Given the ongoing changes being announced in response to the COVID-19 pandemic, APRA has suspended the majority of its planned policy and supervision initiatives in order to focus on monitoring the impact of COVID-19 on the financial and operational capacity of regulated institutions.
According to APRA, this will largely involve remotely communicating with regulated entities, monitoring key financial settings (such as capital and liquidity), and responding to any changes.
It is therefore suspending all “substantive” public consultations and actions to finalise revisions to the prudential framework that are currently underway or upcoming, including consultations on prudential and reporting standards.
APRA said it does not plan to recommence consultation on any non-essential matters before 30 September 2020.
APRA chair Wayne Byres said it was “essential” that both APRA and financial institutions were able to give their fullest attention to the impact of COVID-19.
"Australia’s financial system is strong and resilient, and a key reason is that APRA’s current prudential framework is fundamentally sound and incorporates international best practice,” he said.
While noting that APRA had set out its policy and supervision agenda in January, he added that “right now it is more important that banks, insurers and superannuation trustees – as well as APRA – devote their energy and resources to responding to the impact of COVID-19”.
“We will be working with financial institutions to balance the need for timely data and information on current conditions with institutions’ ability to effectively manage their own response,” Mr Byres continued.
“Given the rapidly evolving environment in which everyone is operating, we will continue to closely monitor the extent and impact of COVID-19 on APRA-regulated entities to consider if any further modifications to our supervisory and policy activities are necessary,” he concluded.
ASIC to focus on COVID-19 challenges
Like APRA, the Australian Securities and Investment Commission (ASIC) has said it will focus regulatory efforts on “challenges created by the COVID-19 pandemic” until 30 September.
This includes suspending its enhanced on-site supervisory work such as the Close and Continuous Monitoring Program.
However, it will still prioritise issues relating to “the risk of significant consumer harm, serious breaches of the law, risks to market integrity and time-critical matters”.
“ASIC is committed to working constructively and pragmatically with the firms we regulate, mindful they may encounter difficulties in complying with their regulatory obligations due to the impact of COVID-19,” the regulator said.
“By taking these actions, industry participants will be better placed to focus on their immediate priorities and the needs of their customers at this difficult time,” it added.
ASIC went on to state that, where warranted, it may also provide relief or waivers from regulatory requirements, such as requirements on listed companies associated with secondary capital raisings and audits.
Moreover, ASIC said it would be working with financial institutions to further accelerate the payment of outstanding remediation to customers and will “take account of the circumstances in which lenders, acting reasonably, are currently operating when administering the law”.
“ASIC will maintain its enforcement activities and continue to investigate and take action where the public interest warrants us to do so against any person or entity that breaks the law.
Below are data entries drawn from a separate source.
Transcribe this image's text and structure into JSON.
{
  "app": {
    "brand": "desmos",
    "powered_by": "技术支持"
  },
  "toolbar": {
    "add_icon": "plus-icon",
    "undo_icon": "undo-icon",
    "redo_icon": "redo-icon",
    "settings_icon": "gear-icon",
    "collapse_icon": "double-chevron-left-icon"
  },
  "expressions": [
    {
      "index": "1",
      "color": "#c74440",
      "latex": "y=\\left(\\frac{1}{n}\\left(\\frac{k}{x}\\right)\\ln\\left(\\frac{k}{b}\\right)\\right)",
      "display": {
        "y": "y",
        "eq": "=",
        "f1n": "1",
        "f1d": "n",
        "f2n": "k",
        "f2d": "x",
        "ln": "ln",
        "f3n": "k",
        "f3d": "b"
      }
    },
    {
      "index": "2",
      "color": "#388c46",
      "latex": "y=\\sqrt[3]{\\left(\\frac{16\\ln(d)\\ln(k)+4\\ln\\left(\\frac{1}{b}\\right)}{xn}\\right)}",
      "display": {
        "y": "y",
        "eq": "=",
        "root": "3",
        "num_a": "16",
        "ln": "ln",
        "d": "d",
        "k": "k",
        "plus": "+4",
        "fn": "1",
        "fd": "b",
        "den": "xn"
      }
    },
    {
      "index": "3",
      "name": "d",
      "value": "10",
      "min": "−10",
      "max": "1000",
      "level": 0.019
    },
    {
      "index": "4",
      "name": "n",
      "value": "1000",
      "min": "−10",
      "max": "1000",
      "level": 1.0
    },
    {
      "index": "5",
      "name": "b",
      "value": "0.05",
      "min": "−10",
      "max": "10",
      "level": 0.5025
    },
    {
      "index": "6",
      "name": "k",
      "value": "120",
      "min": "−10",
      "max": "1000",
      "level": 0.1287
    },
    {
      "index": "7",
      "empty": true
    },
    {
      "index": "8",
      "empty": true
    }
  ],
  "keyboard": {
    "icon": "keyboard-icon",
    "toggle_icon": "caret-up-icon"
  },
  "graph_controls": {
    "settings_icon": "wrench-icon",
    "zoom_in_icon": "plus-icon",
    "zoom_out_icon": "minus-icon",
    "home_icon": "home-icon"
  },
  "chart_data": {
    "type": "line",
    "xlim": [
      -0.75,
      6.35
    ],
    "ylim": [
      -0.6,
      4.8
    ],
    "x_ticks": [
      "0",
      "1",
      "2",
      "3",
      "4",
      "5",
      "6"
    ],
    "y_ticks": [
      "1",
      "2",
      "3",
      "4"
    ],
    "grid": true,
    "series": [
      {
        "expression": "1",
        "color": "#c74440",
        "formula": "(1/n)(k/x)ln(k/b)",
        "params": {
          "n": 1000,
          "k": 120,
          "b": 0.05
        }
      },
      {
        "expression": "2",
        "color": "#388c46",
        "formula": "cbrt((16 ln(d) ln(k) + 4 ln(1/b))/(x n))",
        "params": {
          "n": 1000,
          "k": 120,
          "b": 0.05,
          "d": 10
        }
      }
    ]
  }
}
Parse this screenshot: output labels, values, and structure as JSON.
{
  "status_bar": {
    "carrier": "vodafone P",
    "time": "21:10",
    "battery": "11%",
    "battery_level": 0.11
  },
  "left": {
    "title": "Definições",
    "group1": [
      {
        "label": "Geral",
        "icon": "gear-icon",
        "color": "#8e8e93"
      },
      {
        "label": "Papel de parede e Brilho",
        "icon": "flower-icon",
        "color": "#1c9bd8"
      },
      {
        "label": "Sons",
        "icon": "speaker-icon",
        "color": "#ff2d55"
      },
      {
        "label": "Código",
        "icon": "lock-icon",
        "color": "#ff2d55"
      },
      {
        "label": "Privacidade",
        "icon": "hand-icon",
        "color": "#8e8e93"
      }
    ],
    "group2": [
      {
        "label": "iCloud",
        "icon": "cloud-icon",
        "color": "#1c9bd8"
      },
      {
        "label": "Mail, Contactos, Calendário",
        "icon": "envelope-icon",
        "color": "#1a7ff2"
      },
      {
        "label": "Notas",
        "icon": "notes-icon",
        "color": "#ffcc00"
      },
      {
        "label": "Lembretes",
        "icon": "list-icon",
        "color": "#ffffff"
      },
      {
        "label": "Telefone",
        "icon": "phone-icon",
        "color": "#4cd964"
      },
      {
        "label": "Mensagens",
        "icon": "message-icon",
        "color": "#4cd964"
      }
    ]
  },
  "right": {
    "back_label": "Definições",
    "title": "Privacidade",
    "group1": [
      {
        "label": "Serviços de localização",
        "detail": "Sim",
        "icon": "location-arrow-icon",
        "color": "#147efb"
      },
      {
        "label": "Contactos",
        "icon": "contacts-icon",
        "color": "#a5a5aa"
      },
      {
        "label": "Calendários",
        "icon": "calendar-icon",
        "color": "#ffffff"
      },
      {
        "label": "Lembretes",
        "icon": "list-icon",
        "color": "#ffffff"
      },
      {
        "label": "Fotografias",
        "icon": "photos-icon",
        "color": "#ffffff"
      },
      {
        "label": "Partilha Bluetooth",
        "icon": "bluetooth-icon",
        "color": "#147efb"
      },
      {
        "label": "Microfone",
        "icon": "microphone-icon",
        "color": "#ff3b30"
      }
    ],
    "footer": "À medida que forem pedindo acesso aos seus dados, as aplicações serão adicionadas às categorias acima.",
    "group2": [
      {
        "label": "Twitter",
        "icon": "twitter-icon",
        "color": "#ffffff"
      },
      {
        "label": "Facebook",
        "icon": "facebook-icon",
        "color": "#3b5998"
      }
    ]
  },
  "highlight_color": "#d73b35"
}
However, it will focus on action necessary to prevent immediate consumer harm, egregious illegal conduct and other time critical matters,” it said.
Annie Kane is the editor of The Adviser and Mortgage Business.
As well as writing about the Australian broking industry, the mortgage market, financial regulation, fintechs and the wider lending landscape – Annie is also the host of the Elite Broker and In Focus podcasts and The Adviser Live webcasts.